**What is needed**
Return each line of the listing exactly as written.

########

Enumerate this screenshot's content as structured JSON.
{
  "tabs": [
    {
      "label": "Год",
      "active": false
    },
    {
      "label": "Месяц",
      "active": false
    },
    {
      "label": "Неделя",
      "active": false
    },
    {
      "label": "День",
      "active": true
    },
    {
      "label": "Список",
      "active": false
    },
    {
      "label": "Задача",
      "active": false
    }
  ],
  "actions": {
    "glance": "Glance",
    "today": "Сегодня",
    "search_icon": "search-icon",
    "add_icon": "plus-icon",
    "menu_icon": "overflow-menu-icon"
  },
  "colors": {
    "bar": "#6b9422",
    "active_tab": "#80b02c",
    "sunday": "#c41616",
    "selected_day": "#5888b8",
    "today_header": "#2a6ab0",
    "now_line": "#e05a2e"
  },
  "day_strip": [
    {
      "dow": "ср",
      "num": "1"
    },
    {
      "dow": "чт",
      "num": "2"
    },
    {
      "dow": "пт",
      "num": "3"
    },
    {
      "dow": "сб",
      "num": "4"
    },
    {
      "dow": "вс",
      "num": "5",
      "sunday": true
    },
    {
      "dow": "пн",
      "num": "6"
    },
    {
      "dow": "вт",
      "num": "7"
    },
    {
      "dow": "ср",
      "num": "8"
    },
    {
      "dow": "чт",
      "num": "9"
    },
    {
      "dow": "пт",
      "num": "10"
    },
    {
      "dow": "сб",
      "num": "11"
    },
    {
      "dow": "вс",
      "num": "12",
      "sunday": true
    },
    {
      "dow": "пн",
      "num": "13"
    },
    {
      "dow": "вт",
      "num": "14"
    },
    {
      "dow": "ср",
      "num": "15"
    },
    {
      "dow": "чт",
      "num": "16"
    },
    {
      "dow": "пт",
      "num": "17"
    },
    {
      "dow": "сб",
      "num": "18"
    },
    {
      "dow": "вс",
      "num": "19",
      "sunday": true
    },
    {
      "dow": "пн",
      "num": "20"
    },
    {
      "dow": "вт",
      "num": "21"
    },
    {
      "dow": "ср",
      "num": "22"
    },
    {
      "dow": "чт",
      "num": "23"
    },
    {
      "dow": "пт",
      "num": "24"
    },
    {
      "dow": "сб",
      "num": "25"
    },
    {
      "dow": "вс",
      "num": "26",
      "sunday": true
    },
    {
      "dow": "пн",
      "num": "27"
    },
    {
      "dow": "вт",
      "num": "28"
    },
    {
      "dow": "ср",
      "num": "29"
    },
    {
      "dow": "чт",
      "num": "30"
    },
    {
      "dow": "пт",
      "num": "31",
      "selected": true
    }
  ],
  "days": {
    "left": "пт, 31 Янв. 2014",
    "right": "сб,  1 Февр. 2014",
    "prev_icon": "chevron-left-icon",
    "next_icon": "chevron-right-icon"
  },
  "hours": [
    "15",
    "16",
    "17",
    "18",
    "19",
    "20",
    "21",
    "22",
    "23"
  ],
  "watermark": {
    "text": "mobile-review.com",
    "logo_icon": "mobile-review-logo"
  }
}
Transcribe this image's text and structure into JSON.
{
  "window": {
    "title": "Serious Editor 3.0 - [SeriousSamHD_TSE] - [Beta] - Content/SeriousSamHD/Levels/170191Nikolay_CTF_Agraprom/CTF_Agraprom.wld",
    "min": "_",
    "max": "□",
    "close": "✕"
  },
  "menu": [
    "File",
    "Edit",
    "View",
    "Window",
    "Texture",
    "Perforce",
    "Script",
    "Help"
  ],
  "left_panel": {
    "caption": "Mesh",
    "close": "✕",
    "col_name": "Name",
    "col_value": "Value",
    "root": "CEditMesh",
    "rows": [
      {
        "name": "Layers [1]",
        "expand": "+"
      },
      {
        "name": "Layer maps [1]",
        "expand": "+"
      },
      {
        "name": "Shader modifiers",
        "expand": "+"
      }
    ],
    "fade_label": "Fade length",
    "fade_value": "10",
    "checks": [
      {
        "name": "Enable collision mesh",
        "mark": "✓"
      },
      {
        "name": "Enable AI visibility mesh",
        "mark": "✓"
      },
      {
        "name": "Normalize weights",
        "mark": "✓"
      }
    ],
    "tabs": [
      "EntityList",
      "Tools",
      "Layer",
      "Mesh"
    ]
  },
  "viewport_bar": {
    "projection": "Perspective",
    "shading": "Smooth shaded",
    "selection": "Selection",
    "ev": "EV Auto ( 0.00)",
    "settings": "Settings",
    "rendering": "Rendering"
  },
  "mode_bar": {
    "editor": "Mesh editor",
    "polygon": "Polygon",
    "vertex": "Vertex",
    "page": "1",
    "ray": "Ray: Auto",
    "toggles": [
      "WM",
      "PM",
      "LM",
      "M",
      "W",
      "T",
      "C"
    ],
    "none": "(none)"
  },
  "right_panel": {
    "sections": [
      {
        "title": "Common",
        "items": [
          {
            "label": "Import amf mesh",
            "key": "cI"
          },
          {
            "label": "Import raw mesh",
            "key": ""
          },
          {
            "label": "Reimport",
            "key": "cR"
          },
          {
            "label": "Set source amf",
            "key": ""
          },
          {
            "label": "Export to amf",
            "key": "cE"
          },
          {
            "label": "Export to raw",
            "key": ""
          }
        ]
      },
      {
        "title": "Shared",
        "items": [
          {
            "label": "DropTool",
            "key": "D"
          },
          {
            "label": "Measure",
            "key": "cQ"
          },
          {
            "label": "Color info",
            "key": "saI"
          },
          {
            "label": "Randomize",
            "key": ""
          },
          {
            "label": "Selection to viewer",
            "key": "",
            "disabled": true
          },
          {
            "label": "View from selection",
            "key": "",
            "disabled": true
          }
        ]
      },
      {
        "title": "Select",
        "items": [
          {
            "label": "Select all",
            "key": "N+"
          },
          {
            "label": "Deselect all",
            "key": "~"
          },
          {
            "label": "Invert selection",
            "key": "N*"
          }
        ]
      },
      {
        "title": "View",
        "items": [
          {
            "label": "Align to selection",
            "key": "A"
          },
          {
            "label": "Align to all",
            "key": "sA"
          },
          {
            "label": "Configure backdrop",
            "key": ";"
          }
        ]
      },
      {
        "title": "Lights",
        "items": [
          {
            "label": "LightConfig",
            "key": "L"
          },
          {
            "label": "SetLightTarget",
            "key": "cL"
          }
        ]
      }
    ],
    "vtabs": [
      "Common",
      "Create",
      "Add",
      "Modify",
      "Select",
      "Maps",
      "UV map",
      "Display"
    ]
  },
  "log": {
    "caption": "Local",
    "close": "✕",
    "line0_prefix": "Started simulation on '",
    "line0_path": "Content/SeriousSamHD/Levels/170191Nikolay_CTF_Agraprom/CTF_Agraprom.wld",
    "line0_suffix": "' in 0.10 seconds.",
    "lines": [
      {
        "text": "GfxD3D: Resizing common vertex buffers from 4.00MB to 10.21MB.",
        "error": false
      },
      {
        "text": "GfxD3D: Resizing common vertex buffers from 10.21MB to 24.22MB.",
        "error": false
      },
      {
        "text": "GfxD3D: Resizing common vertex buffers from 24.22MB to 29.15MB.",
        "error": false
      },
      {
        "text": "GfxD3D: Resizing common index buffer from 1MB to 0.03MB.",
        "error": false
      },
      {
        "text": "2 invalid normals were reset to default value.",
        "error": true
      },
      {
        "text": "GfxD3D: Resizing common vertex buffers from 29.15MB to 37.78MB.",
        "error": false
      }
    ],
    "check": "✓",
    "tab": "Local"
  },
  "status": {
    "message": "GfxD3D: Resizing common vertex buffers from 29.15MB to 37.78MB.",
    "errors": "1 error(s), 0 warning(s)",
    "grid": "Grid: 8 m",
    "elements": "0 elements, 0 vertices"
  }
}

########

**The answer**
Enumerate this screenshot's content as structured JSON.
{
  "tabs": [
    {
      "label": "Год",
      "active": false
    },
    {
      "label": "Месяц",
      "active": false
    },
    {
      "label": "Неделя",
      "active": false
    },
    {
      "label": "День",
      "active": true
    },
    {
      "label": "Список",
      "active": false
    },
    {
      "label": "Задача",
      "active": false
    }
  ],
  "actions": {
    "glance": "Glance",
    "today": "Сегодня",
    "search_icon": "search-icon",
    "add_icon": "plus-icon",
    "menu_icon": "overflow-menu-icon"
  },
  "colors": {
    "bar": "#6b9422",
    "active_tab": "#80b02c",
    "sunday": "#c41616",
    "selected_day": "#5888b8",
    "today_header": "#2a6ab0",
    "now_line": "#e05a2e"
  },
  "day_strip": [
    {
      "dow": "ср",
      "num": "1"
    },
    {
      "dow": "чт",
      "num": "2"
    },
    {
      "dow": "пт",
      "num": "3"
    },
    {
      "dow": "сб",
      "num": "4"
    },
    {
      "dow": "вс",
      "num": "5",
      "sunday": true
    },
    {
      "dow": "пн",
      "num": "6"
    },
    {
      "dow": "вт",
      "num": "7"
    },
    {
      "dow": "ср",
      "num": "8"
    },
    {
      "dow": "чт",
      "num": "9"
    },
    {
      "dow": "пт",
      "num": "10"
    },
    {
      "dow": "сб",
      "num": "11"
    },
    {
      "dow": "вс",
      "num": "12",
      "sunday": true
    },
    {
      "dow": "пн",
      "num": "13"
    },
    {
      "dow": "вт",
      "num": "14"
    },
    {
      "dow": "ср",
      "num": "15"
    },
    {
      "dow": "чт",
      "num": "16"
    },
    {
      "dow": "пт",
      "num": "17"
    },
    {
      "dow": "сб",
      "num": "18"
    },
    {
      "dow": "вс",
      "num": "19",
      "sunday": true
    },
    {
      "dow": "пн",
      "num": "20"
    },
    {
      "dow": "вт",
      "num": "21"
    },
    {
      "dow": "ср",
      "num": "22"
    },
    {
      "dow": "чт",
      "num": "23"
    },
    {
      "dow": "пт",
      "num": "24"
    },
    {
      "dow": "сб",
      "num": "25"
    },
    {
      "dow": "вс",
      "num": "26",
      "sunday": true
    },
    {
      "dow": "пн",
      "num": "27"
    },
    {
      "dow": "вт",
      "num": "28"
    },
    {
      "dow": "ср",
      "num": "29"
    },
    {
      "dow": "чт",
      "num": "30"
    },
    {
      "dow": "пт",
      "num": "31",
      "selected": true
    }
  ],
  "days": {
    "left": "пт, 31 Янв. 2014",
    "right": "сб,  1 Февр. 2014",
    "prev_icon": "chevron-left-icon",
    "next_icon": "chevron-right-icon"
  },
  "hours": [
    "15",
    "16",
    "17",
    "18",
    "19",
    "20",
    "21",
    "22",
    "23"
  ],
  "watermark": {
    "text": "mobile-review.com",
    "logo_icon": "mobile-review-logo"
  }
}
Transcribe this image's text and structure into JSON.
{
  "window": {
    "title": "Serious Editor 3.0 - [SeriousSamHD_TSE] - [Beta] - Content/SeriousSamHD/Levels/170191Nikolay_CTF_Agraprom/CTF_Agraprom.wld",
    "min": "_",
    "max": "□",
    "close": "✕"
  },
  "menu": [
    "File",
    "Edit",
    "View",
    "Window",
    "Texture",
    "Perforce",
    "Script",
    "Help"
  ],
  "left_panel": {
    "caption": "Mesh",
    "close": "✕",
    "col_name": "Name",
    "col_value": "Value",
    "root": "CEditMesh",
    "rows": [
      {
        "name": "Layers [1]",
        "expand": "+"
      },
      {
        "name": "Layer maps [1]",
        "expand": "+"
      },
      {
        "name": "Shader modifiers",
        "expand": "+"
      }
    ],
    "fade_label": "Fade length",
    "fade_value": "10",
    "checks": [
      {
        "name": "Enable collision mesh",
        "mark": "✓"
      },
      {
        "name": "Enable AI visibility mesh",
        "mark": "✓"
      },
      {
        "name": "Normalize weights",
        "mark": "✓"
      }
    ],
    "tabs": [
      "EntityList",
      "Tools",
      "Layer",
      "Mesh"
    ]
  },
  "viewport_bar": {
    "projection": "Perspective",
    "shading": "Smooth shaded",
    "selection": "Selection",
    "ev": "EV Auto ( 0.00)",
    "settings": "Settings",
    "rendering": "Rendering"
  },
  "mode_bar": {
    "editor": "Mesh editor",
    "polygon": "Polygon",
    "vertex": "Vertex",
    "page": "1",
    "ray": "Ray: Auto",
    "toggles": [
      "WM",
      "PM",
      "LM",
      "M",
      "W",
      "T",
      "C"
    ],
    "none": "(none)"
  },
  "right_panel": {
    "sections": [
      {
        "title": "Common",
        "items": [
          {
            "label": "Import amf mesh",
            "key": "cI"
          },
          {
            "label": "Import raw mesh",
            "key": ""
          },
          {
            "label": "Reimport",
            "key": "cR"
          },
          {
            "label": "Set source amf",
            "key": ""
          },
          {
            "label": "Export to amf",
            "key": "cE"
          },
          {
            "label": "Export to raw",
            "key": ""
          }
        ]
      },
      {
        "title": "Shared",
        "items": [
          {
            "label": "DropTool",
            "key": "D"
          },
          {
            "label": "Measure",
            "key": "cQ"
          },
          {
            "label": "Color info",
            "key": "saI"
          },
          {
            "label": "Randomize",
            "key": ""
          },
          {
            "label": "Selection to viewer",
            "key": "",
            "disabled": true
          },
          {
            "label": "View from selection",
            "key": "",
            "disabled": true
          }
        ]
      },
      {
        "title": "Select",
        "items": [
          {
            "label": "Select all",
            "key": "N+"
          },
          {
            "label": "Deselect all",
            "key": "~"
          },
          {
            "label": "Invert selection",
            "key": "N*"
          }
        ]
      },
      {
        "title": "View",
        "items": [
          {
            "label": "Align to selection",
            "key": "A"
          },
          {
            "label": "Align to all",
            "key": "sA"
          },
          {
            "label": "Configure backdrop",
            "key": ";"
          }
        ]
      },
      {
        "title": "Lights",
        "items": [
          {
            "label": "LightConfig",
            "key": "L"
          },
          {
            "label": "SetLightTarget",
            "key": "cL"
          }
        ]
      }
    ],
    "vtabs": [
      "Common",
      "Create",
      "Add",
      "Modify",
      "Select",
      "Maps",
      "UV map",
      "Display"
    ]
  },
  "log": {
    "caption": "Local",
    "close": "✕",
    "line0_prefix": "Started simulation on '",
    "line0_path": "Content/SeriousSamHD/Levels/170191Nikolay_CTF_Agraprom/CTF_Agraprom.wld",
    "line0_suffix": "' in 0.10 seconds.",
    "lines": [
      {
        "text": "GfxD3D: Resizing common vertex buffers from 4.00MB to 10.21MB.",
        "error": false
      },
      {
        "text": "GfxD3D: Resizing common vertex buffers from 10.21MB to 24.22MB.",
        "error": false
      },
      {
        "text": "GfxD3D: Resizing common vertex buffers from 24.22MB to 29.15MB.",
        "error": false
      },
      {
        "text": "GfxD3D: Resizing common index buffer from 1MB to 0.03MB.",
        "error": false
      },
      {
        "text": "2 invalid normals were reset to default value.",
        "error": true
      },
      {
        "text": "GfxD3D: Resizing common vertex buffers from 29.15MB to 37.78MB.",
        "error": false
      }
    ],
    "check": "✓",
    "tab": "Local"
  },
  "status": {
    "message": "GfxD3D: Resizing common vertex buffers from 29.15MB to 37.78MB.",
    "errors": "1 error(s), 0 warning(s)",
    "grid": "Grid: 8 m",
    "elements": "0 elements, 0 vertices"
  }
}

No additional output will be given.